Much has been said about God’s will, the subject matter in 1 John 5:14. For our purpose, we’ll delve into two facets of His will: His moral will and His sovereign will. God’s sovereign will encompasses His comprehensive plan and purpose for everything in life, including pain and suffering. Much of this plan remains veiled to humanity, as Moses affirmed, “The secret things belong to the Lord our God, but the things revealed belong to us and to our children forever, that we may follow all the words of this law” (Deuteronomy 29:29).
The “things revealed to us” constitute God’s moral will, also called His revealed or preceptive will. His moral will includes the unchanging guidelines of right and wrong. Even the time-bound ceremonial laws bestowed upon Israel served a moral purpose, separating the Israelites from the pagan customs of the surrounding nations. The command to “repent and believe the good news” can also be seen as a part of God’s moral will, as it remains the sole path for sinful humans to be made perfectly righteous (Romans 3:22). While many might argue for a third facet of God’s will, a personal will—a unique blueprint from God for each individual—even this fits within His sovereign will.

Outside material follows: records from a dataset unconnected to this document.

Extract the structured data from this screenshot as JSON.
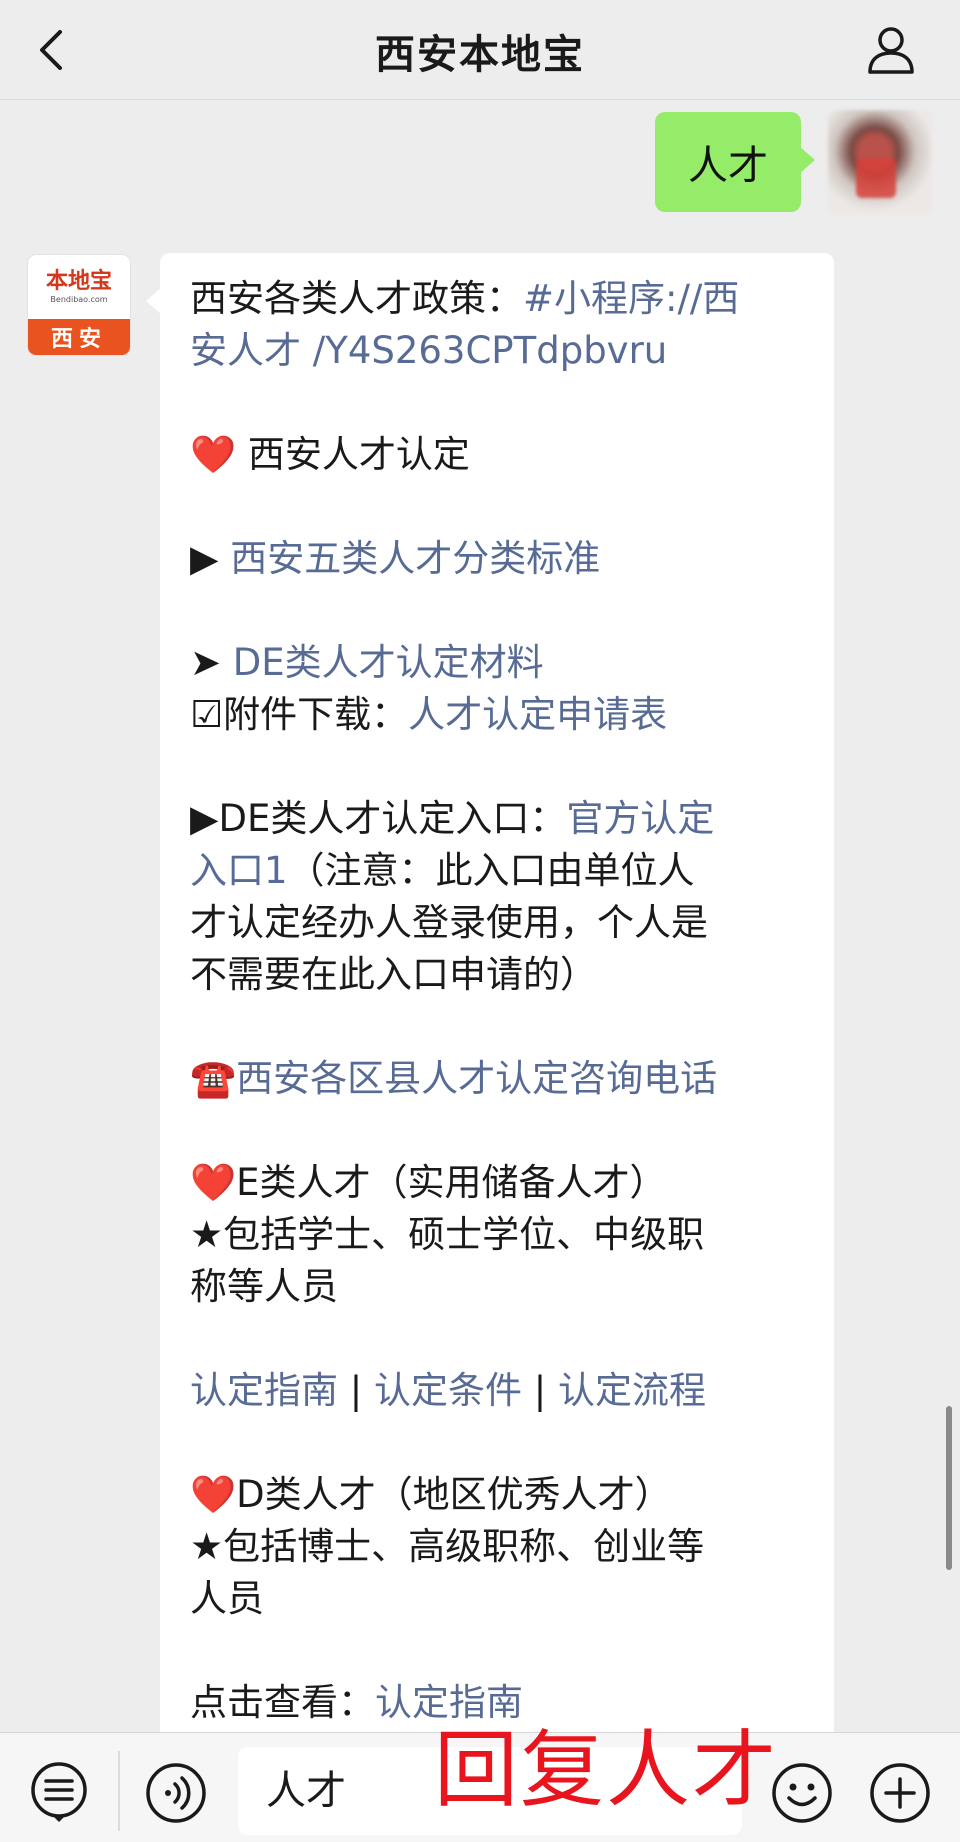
{
  "header": {
    "title": "西安本地宝",
    "back_icon": "chevron-left-icon",
    "profile_icon": "person-icon"
  },
  "outgoing": {
    "text": "人才"
  },
  "bot_avatar": {
    "logo_text": "本地宝",
    "logo_sub": "Bendibao.com",
    "logo_city": "西安"
  },
  "message": {
    "l01a": "西安各类人才政策：",
    "l01b": "#小程序://西",
    "l02": "安人才 /Y4S263CPTdpbvru",
    "l03_icon": "❤️",
    "l03": " 西安人才认定",
    "l04_icon": "▶ ",
    "l04": "西安五类人才分类标准",
    "l05_icon": "➤ ",
    "l05": "DE类人才认定材料",
    "l06a": "☑附件下载：",
    "l06b": "人才认定申请表",
    "l07a": "▶DE类人才认定入口：",
    "l07b": "官方认定",
    "l08a": "入口1",
    "l08b": "（注意：此入口由单位人",
    "l09": "才认定经办人登录使用，个人是",
    "l10": "不需要在此入口申请的）",
    "l11_icon": "☎️",
    "l11": "西安各区县人才认定咨询电话",
    "l12_icon": "❤️",
    "l12": "E类人才（实用储备人才）",
    "l13": "★包括学士、硕士学位、中级职",
    "l14": "称等人员",
    "l15a": "认定指南",
    "sep": " | ",
    "l15b": "认定条件",
    "l15c": "认定流程",
    "l16_icon": "❤️",
    "l16": "D类人才（地区优秀人才）",
    "l17": "★包括博士、高级职称、创业等",
    "l18": "人员",
    "l19a": "点击查看：",
    "l19b": "认定指南"
  },
  "bottom": {
    "menu_icon": "menu-list-icon",
    "voice_icon": "voice-icon",
    "input_value": "人才",
    "emoji_icon": "emoji-icon",
    "plus_icon": "plus-icon"
  },
  "overlay_text": "回复人才"
}
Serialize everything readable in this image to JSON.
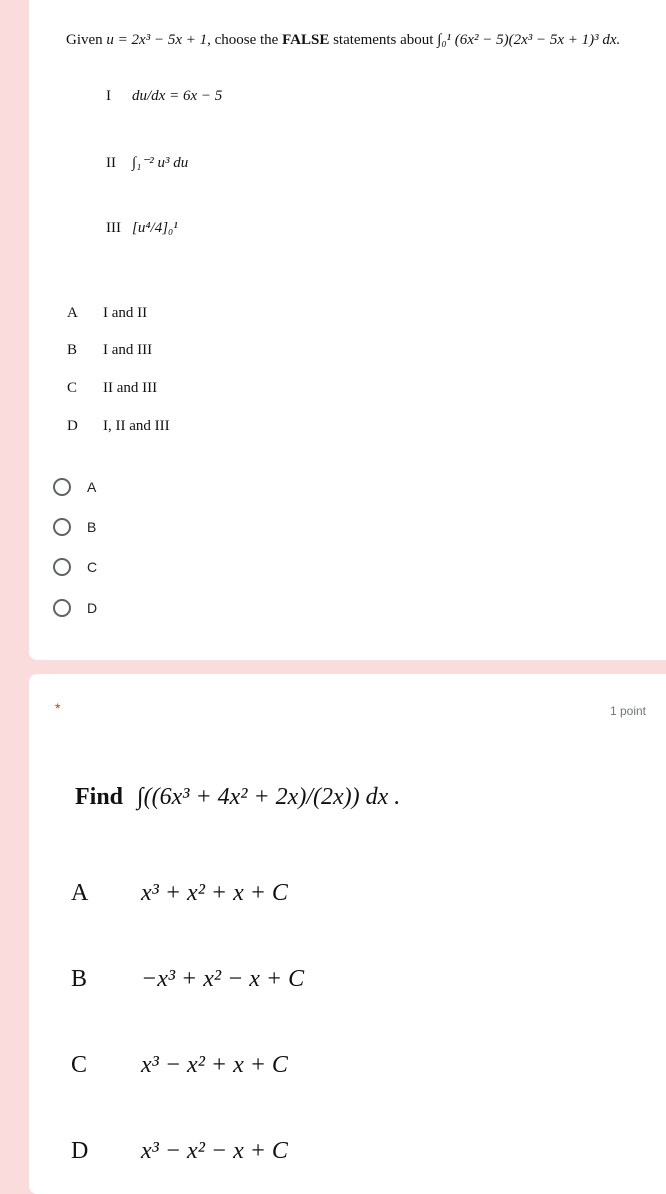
{
  "q1": {
    "prompt_prefix": "Given",
    "u_def": "u = 2x³ − 5x + 1",
    "prompt_mid": ", choose the",
    "prompt_bold": "FALSE",
    "prompt_suffix": "statements about",
    "integral": "∫₀¹ (6x² − 5)(2x³ − 5x + 1)³ dx.",
    "statements": [
      {
        "label": "I",
        "text": "du/dx = 6x − 5"
      },
      {
        "label": "II",
        "text": "∫₁⁻² u³ du"
      },
      {
        "label": "III",
        "text": "[u⁴/4]₀¹"
      }
    ],
    "options": [
      {
        "letter": "A",
        "text": "I and II"
      },
      {
        "letter": "B",
        "text": "I and III"
      },
      {
        "letter": "C",
        "text": "II and III"
      },
      {
        "letter": "D",
        "text": "I, II and III"
      }
    ],
    "radios": [
      "A",
      "B",
      "C",
      "D"
    ]
  },
  "q2": {
    "required_mark": "*",
    "points": "1 point",
    "prompt": "Find",
    "integral": "∫((6x³ + 4x² + 2x)/(2x)) dx .",
    "options": [
      {
        "letter": "A",
        "text": "x³ + x² + x + C"
      },
      {
        "letter": "B",
        "text": "−x³ + x² − x + C"
      },
      {
        "letter": "C",
        "text": "x³ − x² + x + C"
      },
      {
        "letter": "D",
        "text": "x³ − x² − x + C"
      }
    ]
  },
  "colors": {
    "background": "#fadcdd",
    "card": "#ffffff",
    "required": "#d93025"
  }
}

We can apply both dimensions of God’s will to 1 John 5:14. Our prayers should align with God’s moral will, as disclosed in Scripture, and we also pray bearing in mind that God’s sovereign will reigns supreme. Aligning with God’s moral will and submitting to His sovereign will, as Jesus exemplified in the Garden of Gethsemane, strengthens the assurance that God hears us. This alignment also purifies our motivation, eliminating selfish desires. The biblical instruction on prayer is that we pray for the good things that we truly need, according to the will of God, in the authority of Jesus Christ (John 14:14), persistently (see Luke 18:1), unselfishly (see James 4:3), and in faith (see James 1:6).
Many individuals grapple with the idea of praying according to the will of God because they struggle with understanding God’s sovereign will, especially in the face of tragedy. It may seem more comforting to believe that God had no control over the pain we endured. However, this perspective is bleak. If God relinquishes control in our dark moments, what hope do we have?
Here are some points to consider:
These points underscore that, if humans can formulate reasons for God allowing evil while remaining in control, then He possesses a more profound understanding than we can fathom. How should we cope with disappointment when God denies something we desperately desire? The psalmist offers insight: “Why, my soul, are you downcast? Why so disturbed within me? Put your hope in God, for I will yet praise him, my Savior and my God” (Psalm 42:11). And we have the promise that we can have confidence in approaching God: “If we ask anything according to his will, he hears us” (1 John 5:14).